- _Task prompt_
Give all of the data below again exactly, and drop the images.

● ● ● ● ● ● ●

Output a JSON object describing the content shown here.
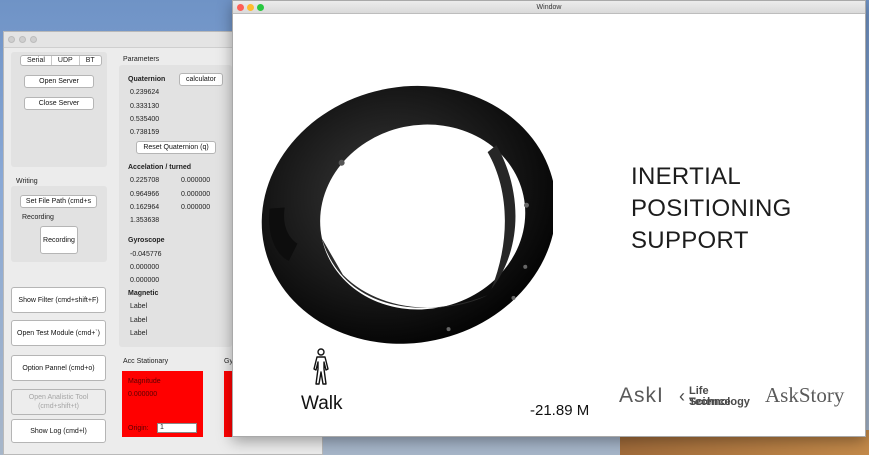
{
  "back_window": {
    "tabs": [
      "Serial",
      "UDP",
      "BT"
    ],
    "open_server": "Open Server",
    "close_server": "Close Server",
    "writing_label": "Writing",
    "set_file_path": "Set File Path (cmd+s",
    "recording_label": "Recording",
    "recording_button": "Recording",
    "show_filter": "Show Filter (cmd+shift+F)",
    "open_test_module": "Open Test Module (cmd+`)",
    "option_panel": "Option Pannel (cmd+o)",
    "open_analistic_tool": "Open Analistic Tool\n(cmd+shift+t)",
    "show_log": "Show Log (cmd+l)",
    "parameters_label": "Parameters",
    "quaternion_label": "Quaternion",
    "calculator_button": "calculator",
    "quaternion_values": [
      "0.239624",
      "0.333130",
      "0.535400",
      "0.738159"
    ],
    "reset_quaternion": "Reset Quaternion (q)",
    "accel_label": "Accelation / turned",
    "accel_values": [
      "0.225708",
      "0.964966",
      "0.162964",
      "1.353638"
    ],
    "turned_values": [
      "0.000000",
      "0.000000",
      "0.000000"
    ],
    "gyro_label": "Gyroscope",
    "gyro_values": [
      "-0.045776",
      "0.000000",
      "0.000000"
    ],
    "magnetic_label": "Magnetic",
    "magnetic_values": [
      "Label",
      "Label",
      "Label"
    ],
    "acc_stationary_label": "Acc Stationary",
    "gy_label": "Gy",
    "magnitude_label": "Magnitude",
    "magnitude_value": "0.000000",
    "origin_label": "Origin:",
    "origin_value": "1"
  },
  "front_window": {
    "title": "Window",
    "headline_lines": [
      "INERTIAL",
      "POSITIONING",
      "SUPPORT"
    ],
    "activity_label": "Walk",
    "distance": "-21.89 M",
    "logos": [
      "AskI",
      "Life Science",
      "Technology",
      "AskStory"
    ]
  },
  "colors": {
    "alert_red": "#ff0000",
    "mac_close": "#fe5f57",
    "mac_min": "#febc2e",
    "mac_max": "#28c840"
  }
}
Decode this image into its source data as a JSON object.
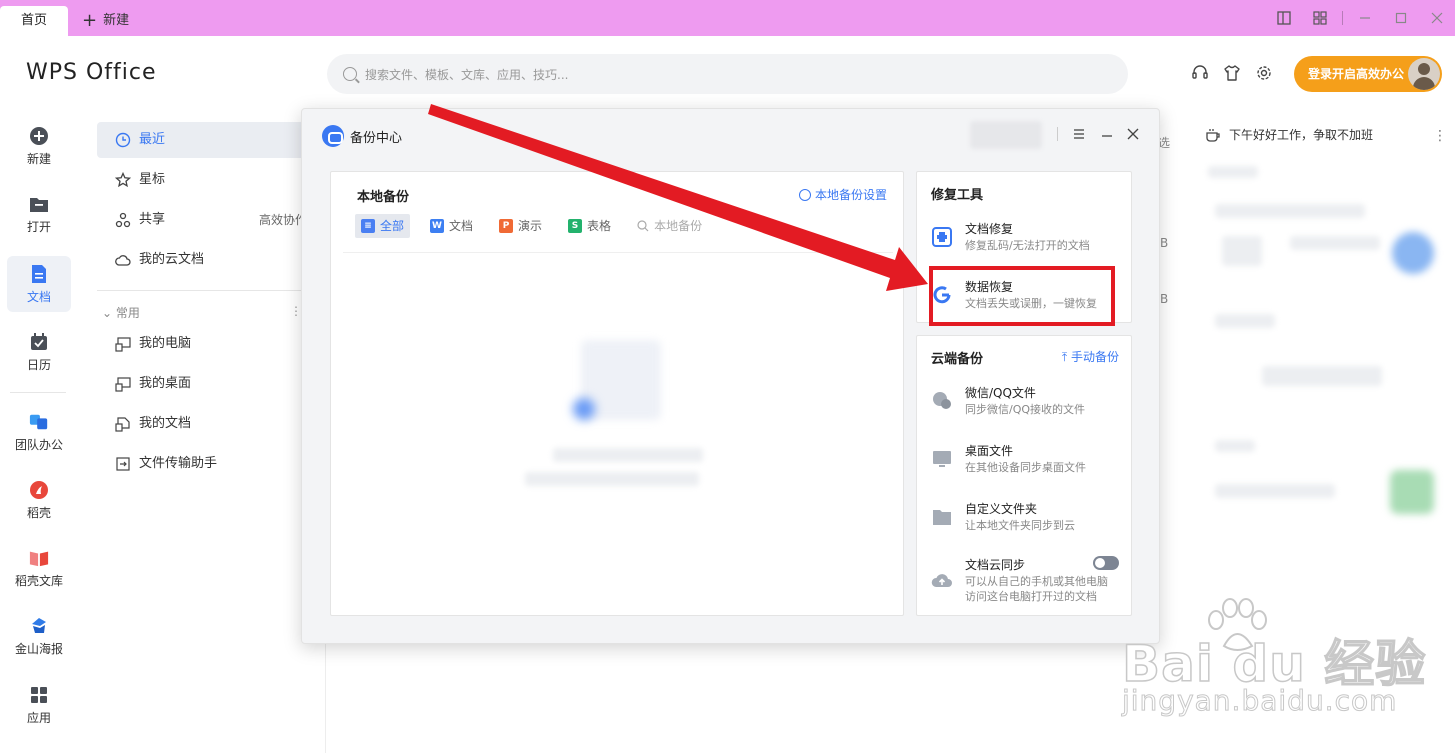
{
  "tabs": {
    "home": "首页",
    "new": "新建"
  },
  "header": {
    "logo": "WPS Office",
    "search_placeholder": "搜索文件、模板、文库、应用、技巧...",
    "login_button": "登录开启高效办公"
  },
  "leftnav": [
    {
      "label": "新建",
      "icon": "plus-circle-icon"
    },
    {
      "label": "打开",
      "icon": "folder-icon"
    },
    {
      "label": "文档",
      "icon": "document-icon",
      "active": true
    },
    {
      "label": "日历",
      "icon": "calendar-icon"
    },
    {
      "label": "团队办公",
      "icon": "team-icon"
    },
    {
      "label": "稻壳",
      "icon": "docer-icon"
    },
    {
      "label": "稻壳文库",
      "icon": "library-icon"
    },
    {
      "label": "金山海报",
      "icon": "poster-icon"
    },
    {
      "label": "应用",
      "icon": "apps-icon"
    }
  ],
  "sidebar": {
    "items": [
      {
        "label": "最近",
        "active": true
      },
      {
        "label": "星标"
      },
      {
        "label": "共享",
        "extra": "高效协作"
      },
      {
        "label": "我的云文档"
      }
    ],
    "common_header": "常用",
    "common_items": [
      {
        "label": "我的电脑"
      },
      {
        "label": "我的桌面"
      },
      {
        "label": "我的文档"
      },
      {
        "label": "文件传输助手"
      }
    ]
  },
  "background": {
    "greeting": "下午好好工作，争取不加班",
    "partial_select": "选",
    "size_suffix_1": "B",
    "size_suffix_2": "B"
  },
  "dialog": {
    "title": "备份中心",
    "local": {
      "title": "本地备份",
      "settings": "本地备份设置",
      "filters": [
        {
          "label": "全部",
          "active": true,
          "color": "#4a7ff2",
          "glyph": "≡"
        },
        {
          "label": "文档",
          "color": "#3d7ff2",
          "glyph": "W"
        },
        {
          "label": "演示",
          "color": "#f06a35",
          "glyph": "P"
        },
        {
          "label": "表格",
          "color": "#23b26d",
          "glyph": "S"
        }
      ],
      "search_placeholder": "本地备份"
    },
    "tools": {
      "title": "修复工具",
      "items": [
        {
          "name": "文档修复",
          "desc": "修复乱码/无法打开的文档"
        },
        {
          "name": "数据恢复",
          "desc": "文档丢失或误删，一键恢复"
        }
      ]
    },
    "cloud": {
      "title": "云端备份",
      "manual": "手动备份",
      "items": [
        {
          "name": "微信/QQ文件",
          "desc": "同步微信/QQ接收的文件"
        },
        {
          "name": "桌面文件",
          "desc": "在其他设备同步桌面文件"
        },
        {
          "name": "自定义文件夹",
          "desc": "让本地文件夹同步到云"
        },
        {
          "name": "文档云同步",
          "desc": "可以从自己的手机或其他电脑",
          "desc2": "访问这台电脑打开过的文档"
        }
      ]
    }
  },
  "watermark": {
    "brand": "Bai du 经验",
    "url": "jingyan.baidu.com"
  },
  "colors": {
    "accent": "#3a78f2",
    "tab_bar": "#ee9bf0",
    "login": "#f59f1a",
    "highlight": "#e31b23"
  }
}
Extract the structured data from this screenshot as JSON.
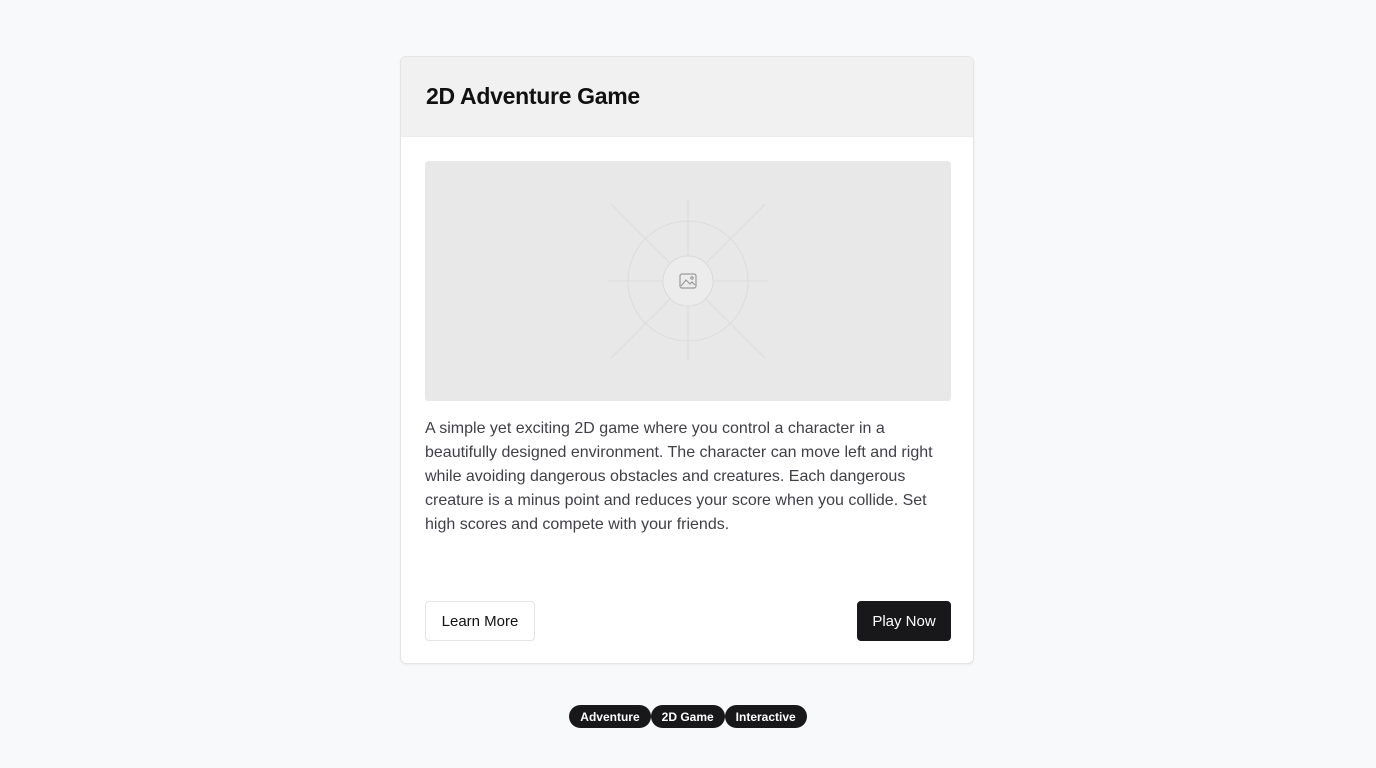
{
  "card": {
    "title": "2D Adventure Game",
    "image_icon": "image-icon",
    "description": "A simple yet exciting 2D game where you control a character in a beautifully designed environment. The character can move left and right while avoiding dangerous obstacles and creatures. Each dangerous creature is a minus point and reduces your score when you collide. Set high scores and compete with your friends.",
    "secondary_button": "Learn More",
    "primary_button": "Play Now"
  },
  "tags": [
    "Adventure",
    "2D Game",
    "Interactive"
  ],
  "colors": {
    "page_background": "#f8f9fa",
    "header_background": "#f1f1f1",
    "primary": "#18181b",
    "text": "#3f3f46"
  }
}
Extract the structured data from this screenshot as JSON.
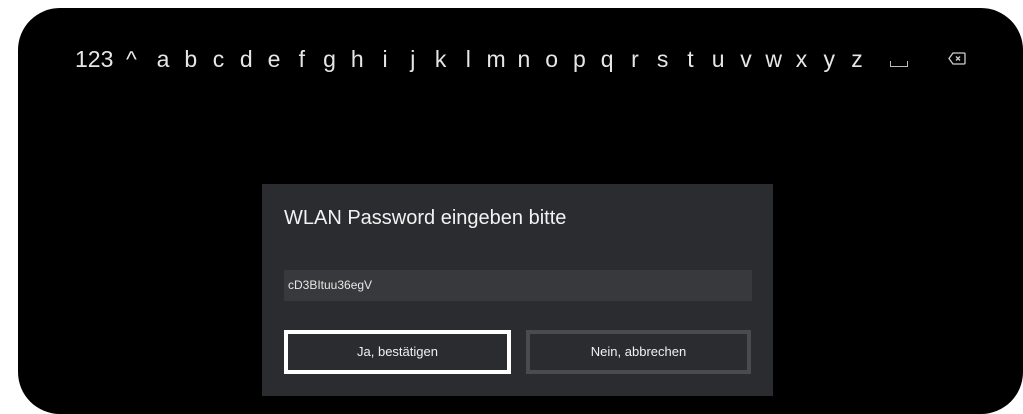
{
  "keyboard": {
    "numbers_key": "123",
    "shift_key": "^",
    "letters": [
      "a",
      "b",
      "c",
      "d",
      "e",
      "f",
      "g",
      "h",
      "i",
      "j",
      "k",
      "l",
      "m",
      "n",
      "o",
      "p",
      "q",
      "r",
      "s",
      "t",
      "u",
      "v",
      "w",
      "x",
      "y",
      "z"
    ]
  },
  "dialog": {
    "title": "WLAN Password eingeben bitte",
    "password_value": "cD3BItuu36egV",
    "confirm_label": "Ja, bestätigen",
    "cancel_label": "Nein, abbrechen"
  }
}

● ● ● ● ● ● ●

- _Expected output_
Output a JSON object describing the content shown here.
{
  "back_window": {
    "tabs": [
      "Serial",
      "UDP",
      "BT"
    ],
    "open_server": "Open Server",
    "close_server": "Close Server",
    "writing_label": "Writing",
    "set_file_path": "Set File Path (cmd+s",
    "recording_label": "Recording",
    "recording_button": "Recording",
    "show_filter": "Show Filter (cmd+shift+F)",
    "open_test_module": "Open Test Module (cmd+`)",
    "option_panel": "Option Pannel (cmd+o)",
    "open_analistic_tool": "Open Analistic Tool\n(cmd+shift+t)",
    "show_log": "Show Log (cmd+l)",
    "parameters_label": "Parameters",
    "quaternion_label": "Quaternion",
    "calculator_button": "calculator",
    "quaternion_values": [
      "0.239624",
      "0.333130",
      "0.535400",
      "0.738159"
    ],
    "reset_quaternion": "Reset Quaternion (q)",
    "accel_label": "Accelation / turned",
    "accel_values": [
      "0.225708",
      "0.964966",
      "0.162964",
      "1.353638"
    ],
    "turned_values": [
      "0.000000",
      "0.000000",
      "0.000000"
    ],
    "gyro_label": "Gyroscope",
    "gyro_values": [
      "-0.045776",
      "0.000000",
      "0.000000"
    ],
    "magnetic_label": "Magnetic",
    "magnetic_values": [
      "Label",
      "Label",
      "Label"
    ],
    "acc_stationary_label": "Acc Stationary",
    "gy_label": "Gy",
    "magnitude_label": "Magnitude",
    "magnitude_value": "0.000000",
    "origin_label": "Origin:",
    "origin_value": "1"
  },
  "front_window": {
    "title": "Window",
    "headline_lines": [
      "INERTIAL",
      "POSITIONING",
      "SUPPORT"
    ],
    "activity_label": "Walk",
    "distance": "-21.89 M",
    "logos": [
      "AskI",
      "Life Science",
      "Technology",
      "AskStory"
    ]
  },
  "colors": {
    "alert_red": "#ff0000",
    "mac_close": "#fe5f57",
    "mac_min": "#febc2e",
    "mac_max": "#28c840"
  }
}
Decode this image into its source data as a JSON object.
{
  "tabs": {
    "home": "首页",
    "new": "新建"
  },
  "header": {
    "logo": "WPS Office",
    "search_placeholder": "搜索文件、模板、文库、应用、技巧...",
    "login_button": "登录开启高效办公"
  },
  "leftnav": [
    {
      "label": "新建",
      "icon": "plus-circle-icon"
    },
    {
      "label": "打开",
      "icon": "folder-icon"
    },
    {
      "label": "文档",
      "icon": "document-icon",
      "active": true
    },
    {
      "label": "日历",
      "icon": "calendar-icon"
    },
    {
      "label": "团队办公",
      "icon": "team-icon"
    },
    {
      "label": "稻壳",
      "icon": "docer-icon"
    },
    {
      "label": "稻壳文库",
      "icon": "library-icon"
    },
    {
      "label": "金山海报",
      "icon": "poster-icon"
    },
    {
      "label": "应用",
      "icon": "apps-icon"
    }
  ],
  "sidebar": {
    "items": [
      {
        "label": "最近",
        "active": true
      },
      {
        "label": "星标"
      },
      {
        "label": "共享",
        "extra": "高效协作"
      },
      {
        "label": "我的云文档"
      }
    ],
    "common_header": "常用",
    "common_items": [
      {
        "label": "我的电脑"
      },
      {
        "label": "我的桌面"
      },
      {
        "label": "我的文档"
      },
      {
        "label": "文件传输助手"
      }
    ]
  },
  "background": {
    "greeting": "下午好好工作，争取不加班",
    "partial_select": "选",
    "size_suffix_1": "B",
    "size_suffix_2": "B"
  },
  "dialog": {
    "title": "备份中心",
    "local": {
      "title": "本地备份",
      "settings": "本地备份设置",
      "filters": [
        {
          "label": "全部",
          "active": true,
          "color": "#4a7ff2",
          "glyph": "≡"
        },
        {
          "label": "文档",
          "color": "#3d7ff2",
          "glyph": "W"
        },
        {
          "label": "演示",
          "color": "#f06a35",
          "glyph": "P"
        },
        {
          "label": "表格",
          "color": "#23b26d",
          "glyph": "S"
        }
      ],
      "search_placeholder": "本地备份"
    },
    "tools": {
      "title": "修复工具",
      "items": [
        {
          "name": "文档修复",
          "desc": "修复乱码/无法打开的文档"
        },
        {
          "name": "数据恢复",
          "desc": "文档丢失或误删，一键恢复"
        }
      ]
    },
    "cloud": {
      "title": "云端备份",
      "manual": "手动备份",
      "items": [
        {
          "name": "微信/QQ文件",
          "desc": "同步微信/QQ接收的文件"
        },
        {
          "name": "桌面文件",
          "desc": "在其他设备同步桌面文件"
        },
        {
          "name": "自定义文件夹",
          "desc": "让本地文件夹同步到云"
        },
        {
          "name": "文档云同步",
          "desc": "可以从自己的手机或其他电脑",
          "desc2": "访问这台电脑打开过的文档"
        }
      ]
    }
  },
  "watermark": {
    "brand": "Bai du 经验",
    "url": "jingyan.baidu.com"
  },
  "colors": {
    "accent": "#3a78f2",
    "tab_bar": "#ee9bf0",
    "login": "#f59f1a",
    "highlight": "#e31b23"
  }
}
Extract the structured data from this screenshot as JSON.
{
  "card": {
    "title": "2D Adventure Game",
    "image_icon": "image-icon",
    "description": "A simple yet exciting 2D game where you control a character in a beautifully designed environment. The character can move left and right while avoiding dangerous obstacles and creatures. Each dangerous creature is a minus point and reduces your score when you collide. Set high scores and compete with your friends.",
    "secondary_button": "Learn More",
    "primary_button": "Play Now"
  },
  "tags": [
    "Adventure",
    "2D Game",
    "Interactive"
  ],
  "colors": {
    "page_background": "#f8f9fa",
    "header_background": "#f1f1f1",
    "primary": "#18181b",
    "text": "#3f3f46"
  }
}
Extract the structured data from this screenshot as JSON.
{
  "keyboard": {
    "numbers_key": "123",
    "shift_key": "^",
    "letters": [
      "a",
      "b",
      "c",
      "d",
      "e",
      "f",
      "g",
      "h",
      "i",
      "j",
      "k",
      "l",
      "m",
      "n",
      "o",
      "p",
      "q",
      "r",
      "s",
      "t",
      "u",
      "v",
      "w",
      "x",
      "y",
      "z"
    ]
  },
  "dialog": {
    "title": "WLAN Password eingeben bitte",
    "password_value": "cD3BItuu36egV",
    "confirm_label": "Ja, bestätigen",
    "cancel_label": "Nein, abbrechen"
  }
}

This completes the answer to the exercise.